Upgrading your Mac's internal hard drive can be a tricky task. It's simple enough if you own a Mac Pro, and the drives in the current MacBook range are designed to be user-accessible.
But if you're running an iMac or a Mac mini, replacing the HDD is a task for the professionals.
Plugging in an external drive is far more convenient and gives you an extra drive rather than a replacement one. But with so many on offer, which do you choose?
For this group test, we're looking at mains-powered desktop devices, based on 3.5-inch form factor hard drives. To make sure we're comparing like with like, they're all 1TB, though most models are available in more than one capacity.
The advantage of these drives is that their price-per-GB ratio is better than that offered by portable drives, which are smaller, use 2.5-inch HDDs and are powered through their USB or FireWire data connection.
Of course, desktop drives are also less convenient to take from A to B. If your external drive seldom, if ever, leaves your computer, a desktop drive is for you.
Macs recognise Windows formatted drives, and reformatting is a simple task anyway, so we've not taken out-of-the-box formatting into account when awarding marks. All drives were formatted to Mac OS Extended (Journaled) for testing.
External hard drives on test
Buffalo DriveStation - £74
Freecom Hard Drive Quattro - £114
G-Technology G-Drive - £161

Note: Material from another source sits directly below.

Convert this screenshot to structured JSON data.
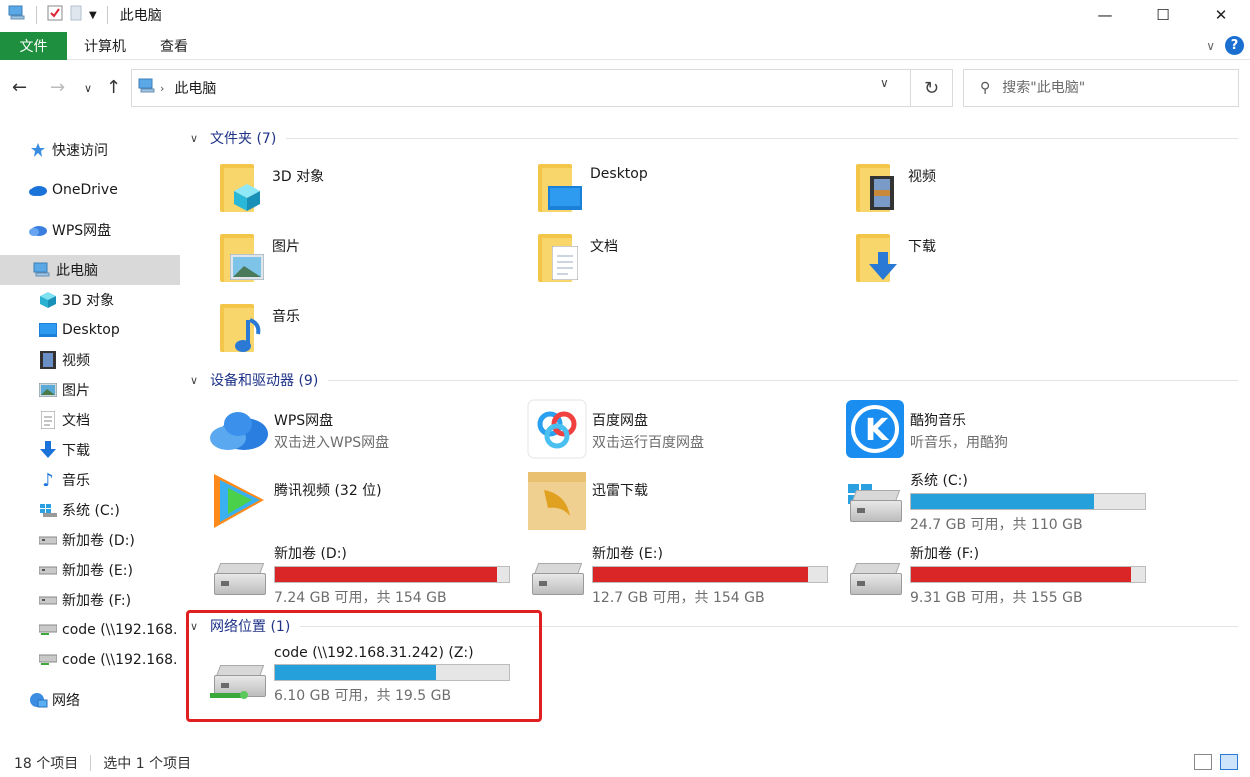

Hitachi LifeStudio Desk Plus - £88
Iomega Ego Desktop Hard Drive Mac Edition - £115
Lacie Starck - £99